Clearly, this was getting me nowhere. After all the musty dictionary research, I decided to take this to the streets and do an informal, thoroughly unscientific usage poll. I asked colleagues at work – people who have been working with language their whole lives – and who were older than me and may have had experience with both the pronunciations. I found that two out of fourteen people preferred the vuh-GAIR-ree pronunciation. Nine people said VEY-guh-ree and had never even heard the other pronunciation. Three others had heard both pronunciations and preferred VEY-guh-ree.
Therefore, my unscientific poll leads me to jump to the conclusion that the newer pronunciation is winning. That’s my story and I’m sticking to it. There’s no need to go any further. Clearly, the results in a sample size of fourteen – fourteen! – can easily be applied to the general population – millions of English speakers! – and we can state with absolute confidence that only 14% of the United States population will ever say the word vuh-GAIR-ree. Ever. Really. (Pardon me as I go wipe the sarcasm off the floor.)

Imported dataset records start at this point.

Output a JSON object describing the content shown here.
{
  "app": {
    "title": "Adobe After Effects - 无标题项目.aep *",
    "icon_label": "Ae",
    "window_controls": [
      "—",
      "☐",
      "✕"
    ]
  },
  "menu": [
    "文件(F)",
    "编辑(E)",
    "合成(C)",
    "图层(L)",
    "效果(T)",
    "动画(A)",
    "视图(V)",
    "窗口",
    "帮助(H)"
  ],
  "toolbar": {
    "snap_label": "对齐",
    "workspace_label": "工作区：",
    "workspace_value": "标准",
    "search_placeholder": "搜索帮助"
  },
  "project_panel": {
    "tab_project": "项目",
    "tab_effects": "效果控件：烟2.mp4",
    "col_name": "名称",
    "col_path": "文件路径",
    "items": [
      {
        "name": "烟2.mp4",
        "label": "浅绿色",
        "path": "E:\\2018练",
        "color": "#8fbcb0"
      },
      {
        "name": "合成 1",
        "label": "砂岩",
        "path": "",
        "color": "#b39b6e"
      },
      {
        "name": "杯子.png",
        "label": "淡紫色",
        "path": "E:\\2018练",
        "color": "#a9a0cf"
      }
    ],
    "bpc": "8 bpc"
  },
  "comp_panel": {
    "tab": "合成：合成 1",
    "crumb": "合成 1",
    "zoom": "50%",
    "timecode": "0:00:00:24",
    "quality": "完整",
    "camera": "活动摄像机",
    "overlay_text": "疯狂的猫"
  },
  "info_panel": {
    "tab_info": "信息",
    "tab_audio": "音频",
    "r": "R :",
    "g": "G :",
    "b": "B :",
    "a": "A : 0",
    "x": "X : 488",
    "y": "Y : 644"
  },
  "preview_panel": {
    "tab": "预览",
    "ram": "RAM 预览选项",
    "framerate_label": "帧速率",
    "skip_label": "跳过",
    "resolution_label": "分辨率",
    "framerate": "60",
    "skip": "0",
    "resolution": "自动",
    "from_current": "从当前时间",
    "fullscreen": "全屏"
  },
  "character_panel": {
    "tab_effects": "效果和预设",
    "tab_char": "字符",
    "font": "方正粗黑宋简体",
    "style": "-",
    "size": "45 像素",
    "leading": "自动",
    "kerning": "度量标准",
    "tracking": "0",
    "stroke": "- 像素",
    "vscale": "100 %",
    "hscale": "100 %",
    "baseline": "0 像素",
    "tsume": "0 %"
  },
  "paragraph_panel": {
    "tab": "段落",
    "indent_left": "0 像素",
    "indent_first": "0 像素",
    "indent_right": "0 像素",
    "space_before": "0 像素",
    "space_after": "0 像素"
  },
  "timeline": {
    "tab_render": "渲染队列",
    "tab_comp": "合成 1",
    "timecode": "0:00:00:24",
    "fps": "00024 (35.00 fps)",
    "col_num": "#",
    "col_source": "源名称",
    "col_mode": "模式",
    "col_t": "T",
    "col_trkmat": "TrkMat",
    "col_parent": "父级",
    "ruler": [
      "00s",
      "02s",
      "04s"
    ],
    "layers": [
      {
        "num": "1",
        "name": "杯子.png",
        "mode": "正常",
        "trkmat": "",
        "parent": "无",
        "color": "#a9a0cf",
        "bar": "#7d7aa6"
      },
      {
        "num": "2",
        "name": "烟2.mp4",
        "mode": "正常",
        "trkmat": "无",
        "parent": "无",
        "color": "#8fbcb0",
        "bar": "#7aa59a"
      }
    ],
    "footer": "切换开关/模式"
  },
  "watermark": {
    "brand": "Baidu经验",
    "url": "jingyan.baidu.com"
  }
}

So, why does this interest me so? Why does the pronunciation of one little word, fabulous though it may be, cause me to pore over dictionaries and Internet articles, and interrupt my colleagues for their knee-jerk native speaker intuitions about pronunciation? What really got me thinking about this word was the reaction of the original comment. I should say, rather, that it was the vehemence with which I was corrected that caught my attention. This person felt very strongly about the pronunciation of this word and was emotionally invested in its defense.
Languages change constantly. Some of the changes are subtle and often go unnoticed, for example, the pronunciation of Latin-based 50-cent words. Others, meanwhile, are like flashing neon signs saying “Pay attention to ME,” for example the leaking of texting shortcuts into mainstream writing, appropriately or not. The technology is changing at lightning speed, and so the language associated with this technology is also trying to keep up. Whether or not this is a good thing (IT’S NOT! IT’S BAD!!!) will be the subject of a future post (clearly I have an opinion on this!). However we feel about it, it’s out there and we’re fairly powerless to stop it.
Regardless of how loudly or quietly these changes happen, we react to them. I was trained as a good little descriptive linguist, which means I should merely observe these changes and take an academic, intellectual interest in their form and function. I could, for instance, objectively ponder the ramifications of the simplified spelling reform about which George Bernard Shaw was so passionate over a century ago without becoming emotionally involved myself. (Ah, if only he had had an iPhone and unlimited texting on his cell phone plan!) However, I am not always objective about linguistic changes that I see. Some things truly don’t bother me and other things do. What makes some changes innocuous and others so repugnant? Why does one man fight for vuh-GAIR-ee while the woman sitting next to him is perfectly content with the newer VEY-guh-ree? It seems the vagaries are less in our pronunciation and more in ourselves.